More tangible reforms are expected and necessary
A report by Mónica Pinto, the former Special Rapporteur on the independence of judges and lawyers on her visit from 29 April to 7 May 2016, to Sri Lanka, had been submitted to the UN Human Rights Council (UNHRC) on 15 March 2017. The visit was conducted jointly with the Special Rapporteur on torture and other cruel, inhuman and degrading treatment or punishment, Juan E. Méndez. Mónica Pinto in the report, says, the administration of justice deserves to be more transparent, decentralised and democratic and that Sri Lanka needs to conduct a strict exercise of introspection, so as to improve the independence, quality and credibility of its judiciary, the Attorney General’s department and police forces.
A significant change in the attitude and sensitivity of many members of the legal professions, in particular the judiciary, towards reforms and human rights will be necessary it said.
While the democratic gains of the last two years must be welcomed, it is important to recognise that much more could and should have been done to manifest a commitment to genuine reform, in particular in the justice sector, and concertising the creation of meaningful and participatory transitional justice mechanisms.
More tangible reforms are expected and necessary before the country can be considered to be on a stable and sustainable path towards democracy governed by the rule of law.

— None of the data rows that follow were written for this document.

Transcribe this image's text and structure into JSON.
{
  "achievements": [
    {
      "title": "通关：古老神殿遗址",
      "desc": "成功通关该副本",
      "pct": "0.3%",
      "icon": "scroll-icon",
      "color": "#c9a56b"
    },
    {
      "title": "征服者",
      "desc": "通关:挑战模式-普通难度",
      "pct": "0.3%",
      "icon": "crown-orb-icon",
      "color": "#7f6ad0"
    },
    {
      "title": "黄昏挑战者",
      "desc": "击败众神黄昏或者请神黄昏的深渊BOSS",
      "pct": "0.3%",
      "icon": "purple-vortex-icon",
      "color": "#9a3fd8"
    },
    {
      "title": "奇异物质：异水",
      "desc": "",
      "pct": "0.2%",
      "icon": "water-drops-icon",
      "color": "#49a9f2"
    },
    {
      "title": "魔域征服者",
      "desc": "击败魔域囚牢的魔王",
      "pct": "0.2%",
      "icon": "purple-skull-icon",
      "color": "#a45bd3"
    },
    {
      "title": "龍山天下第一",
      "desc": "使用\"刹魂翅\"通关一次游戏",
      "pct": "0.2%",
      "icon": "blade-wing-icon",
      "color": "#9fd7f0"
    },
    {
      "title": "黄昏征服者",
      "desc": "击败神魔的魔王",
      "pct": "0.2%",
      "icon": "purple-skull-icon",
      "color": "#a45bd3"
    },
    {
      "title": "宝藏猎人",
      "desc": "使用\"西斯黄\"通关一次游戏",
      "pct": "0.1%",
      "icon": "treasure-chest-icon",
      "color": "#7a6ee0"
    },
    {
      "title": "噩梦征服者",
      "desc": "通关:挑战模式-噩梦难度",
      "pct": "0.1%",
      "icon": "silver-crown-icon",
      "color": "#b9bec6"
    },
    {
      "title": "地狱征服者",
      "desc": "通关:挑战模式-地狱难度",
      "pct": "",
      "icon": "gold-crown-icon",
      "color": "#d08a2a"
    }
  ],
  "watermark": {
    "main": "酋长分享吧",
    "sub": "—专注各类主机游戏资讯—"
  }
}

The Prevention of Terrorism Act should be immediately repealed; any replacing legislation, if at all necessary, should fully respect international human rights law and standards.
The authorities should take concrete measures to implement Human Rights Council resolution 30/1 as well as the recommendations of the OHCHR Investigation on Sri Lanka (A/HRC/30/CRP.2), in particular those related to fighting impunity, including the ratification of the Rome Statute.
Urgent measures should be adopted by the authorities to give effect to all the rights protected in international human rights treaties, which have been ratified and are therefore in force and also enforce the decisions adopted by the United Nations Treaty Bodies whose jurisdiction it has voluntarily accepted.
The independence, impartiality, competence and credibility of the special judicial mechanism envisaged as part of the different transitional justice measures, including the prosecution and investigation sides of the mechanism, should be ensured.
Pinto notes that building a justice system that all sectors of society will trust and be able to rely on to defend and enforce their rights will take time, but it will also take bold steps as a sign of the authorities’ commitment to address the atrocities of the past and above all the structures that allowed these to happen. (OHCHR)